We survey recent work on neurosymbolic programming, an emerging area that bridges the areas of deep learning and program synthesis. Like in classic machine learning, the goal here is to learn functions from data. However, these functions are represented as programs that can use neural modules in addition to symbolic primitives and are induced using a combination of symbolic search and gradient-based optimization.
Neurosymbolic programming can offer multiple advantages over end-to-end deep learning. Programs can sometimes naturally represent long-horizon, procedural tasks that are difficult to perform using deep networks. Neurosymbolic representations are also, commonly, easier to interpret and formally verify than neural networks. The restrictions of a programming language can serve as a form of regularization and lead to more generalizable and data-efficient learning. Compositional programming abstractions can also be a natural way of reusing learned modules across learning tasks.
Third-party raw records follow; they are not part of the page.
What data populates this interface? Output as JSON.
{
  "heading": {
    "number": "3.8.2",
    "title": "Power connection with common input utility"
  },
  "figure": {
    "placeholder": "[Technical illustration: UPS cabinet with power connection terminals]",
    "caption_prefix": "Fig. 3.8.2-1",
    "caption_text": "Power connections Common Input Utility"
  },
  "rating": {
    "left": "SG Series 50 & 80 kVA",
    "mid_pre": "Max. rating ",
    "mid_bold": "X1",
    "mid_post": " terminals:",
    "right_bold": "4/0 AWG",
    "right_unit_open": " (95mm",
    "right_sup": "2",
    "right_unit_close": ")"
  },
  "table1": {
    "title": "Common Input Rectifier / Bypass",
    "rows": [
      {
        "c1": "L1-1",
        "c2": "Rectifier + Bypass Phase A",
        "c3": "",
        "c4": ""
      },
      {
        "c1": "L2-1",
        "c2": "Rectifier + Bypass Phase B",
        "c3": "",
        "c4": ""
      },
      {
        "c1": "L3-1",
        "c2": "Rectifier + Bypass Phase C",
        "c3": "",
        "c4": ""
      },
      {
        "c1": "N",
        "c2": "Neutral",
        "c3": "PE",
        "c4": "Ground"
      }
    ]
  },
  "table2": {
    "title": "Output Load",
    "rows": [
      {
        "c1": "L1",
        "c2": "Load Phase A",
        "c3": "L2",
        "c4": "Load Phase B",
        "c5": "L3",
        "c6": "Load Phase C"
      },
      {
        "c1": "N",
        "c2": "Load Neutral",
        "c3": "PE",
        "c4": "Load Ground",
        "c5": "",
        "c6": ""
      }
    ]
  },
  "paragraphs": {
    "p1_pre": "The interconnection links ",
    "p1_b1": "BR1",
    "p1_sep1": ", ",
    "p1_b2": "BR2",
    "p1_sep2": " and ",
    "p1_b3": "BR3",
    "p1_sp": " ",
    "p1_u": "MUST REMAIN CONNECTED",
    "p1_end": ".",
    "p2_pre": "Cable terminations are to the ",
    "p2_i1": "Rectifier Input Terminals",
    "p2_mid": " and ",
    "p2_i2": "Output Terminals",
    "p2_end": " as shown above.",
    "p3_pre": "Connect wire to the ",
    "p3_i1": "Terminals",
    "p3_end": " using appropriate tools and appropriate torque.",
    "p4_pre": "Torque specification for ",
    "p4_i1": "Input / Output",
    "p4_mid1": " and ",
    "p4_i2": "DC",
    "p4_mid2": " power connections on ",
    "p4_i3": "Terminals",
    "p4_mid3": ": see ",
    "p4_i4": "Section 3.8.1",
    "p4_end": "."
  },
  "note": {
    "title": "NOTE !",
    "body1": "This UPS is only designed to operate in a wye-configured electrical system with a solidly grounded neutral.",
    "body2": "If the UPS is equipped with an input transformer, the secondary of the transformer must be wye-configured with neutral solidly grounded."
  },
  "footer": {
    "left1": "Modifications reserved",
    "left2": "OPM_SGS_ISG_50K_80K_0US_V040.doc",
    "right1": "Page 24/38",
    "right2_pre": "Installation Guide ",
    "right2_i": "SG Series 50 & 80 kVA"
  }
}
In this monograph, we illustrate these potential benefits with concrete examples from recent work on neurosymbolic programming. We also categorize the main ways in which symbolic and neural learning techniques come together in this area.We conclude with a discussion of the open technical challenges in the field.